- [Your goal] Check each line of the data, and copy those where "this" appears.

- [Records for processing]
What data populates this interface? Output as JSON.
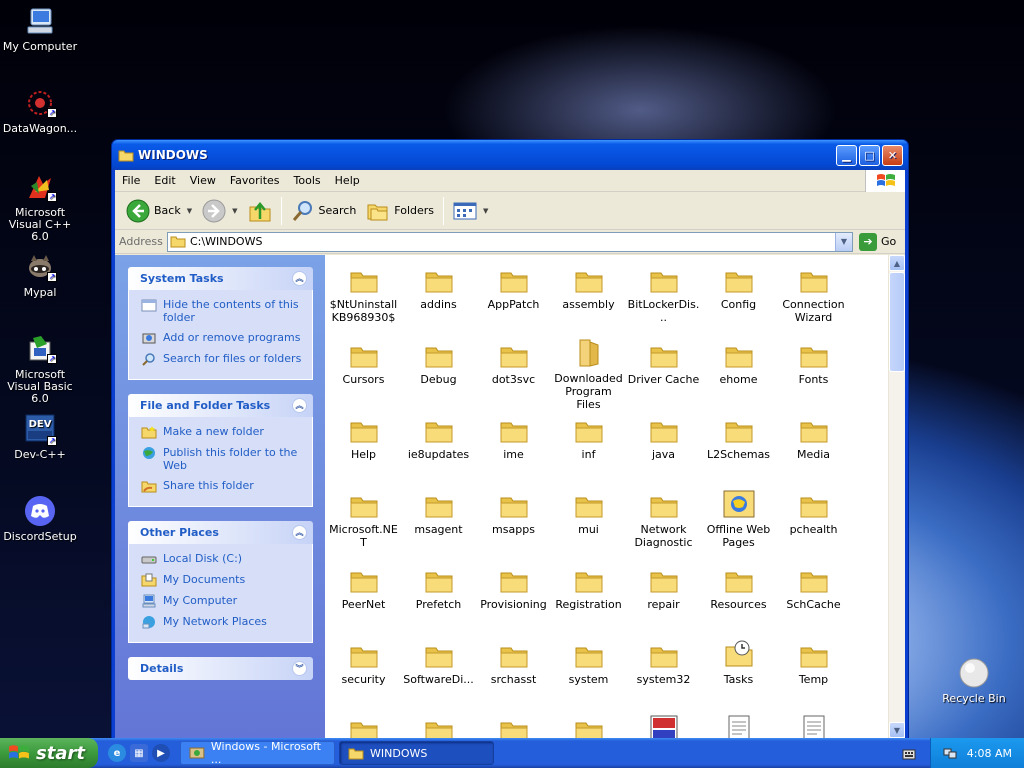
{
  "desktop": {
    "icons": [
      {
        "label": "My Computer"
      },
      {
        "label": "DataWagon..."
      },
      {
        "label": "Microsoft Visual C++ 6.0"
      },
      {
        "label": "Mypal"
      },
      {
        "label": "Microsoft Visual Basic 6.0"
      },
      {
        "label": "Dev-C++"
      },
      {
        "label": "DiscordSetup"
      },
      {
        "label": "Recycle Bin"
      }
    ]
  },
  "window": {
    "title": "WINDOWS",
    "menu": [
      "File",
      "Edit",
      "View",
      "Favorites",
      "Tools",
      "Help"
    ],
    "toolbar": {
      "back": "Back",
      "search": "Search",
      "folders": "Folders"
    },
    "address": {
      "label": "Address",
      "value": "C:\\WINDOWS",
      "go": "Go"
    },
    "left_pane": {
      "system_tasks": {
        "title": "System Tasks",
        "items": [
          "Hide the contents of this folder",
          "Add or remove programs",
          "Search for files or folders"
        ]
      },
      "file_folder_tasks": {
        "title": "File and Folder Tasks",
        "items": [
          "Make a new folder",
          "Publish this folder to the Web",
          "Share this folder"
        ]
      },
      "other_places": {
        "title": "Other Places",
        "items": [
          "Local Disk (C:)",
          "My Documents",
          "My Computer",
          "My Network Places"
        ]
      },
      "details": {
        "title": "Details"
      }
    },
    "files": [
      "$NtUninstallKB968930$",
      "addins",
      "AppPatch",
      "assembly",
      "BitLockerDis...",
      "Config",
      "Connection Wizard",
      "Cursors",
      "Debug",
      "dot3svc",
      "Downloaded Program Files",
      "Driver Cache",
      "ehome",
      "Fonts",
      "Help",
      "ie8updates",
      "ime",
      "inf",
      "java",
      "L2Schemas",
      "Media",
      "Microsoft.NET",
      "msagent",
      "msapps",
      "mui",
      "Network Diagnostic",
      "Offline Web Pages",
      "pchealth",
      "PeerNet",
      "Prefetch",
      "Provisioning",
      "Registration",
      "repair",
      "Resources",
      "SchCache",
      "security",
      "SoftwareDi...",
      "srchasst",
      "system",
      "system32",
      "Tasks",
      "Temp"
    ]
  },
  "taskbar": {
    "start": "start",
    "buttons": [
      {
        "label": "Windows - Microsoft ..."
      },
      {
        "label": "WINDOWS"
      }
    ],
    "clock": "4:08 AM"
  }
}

- [Answer to the problem]
What data populates this interface? Output as JSON.
          "Hide the contents of this folder",
          "Publish this folder to the Web",
          "Share this folder"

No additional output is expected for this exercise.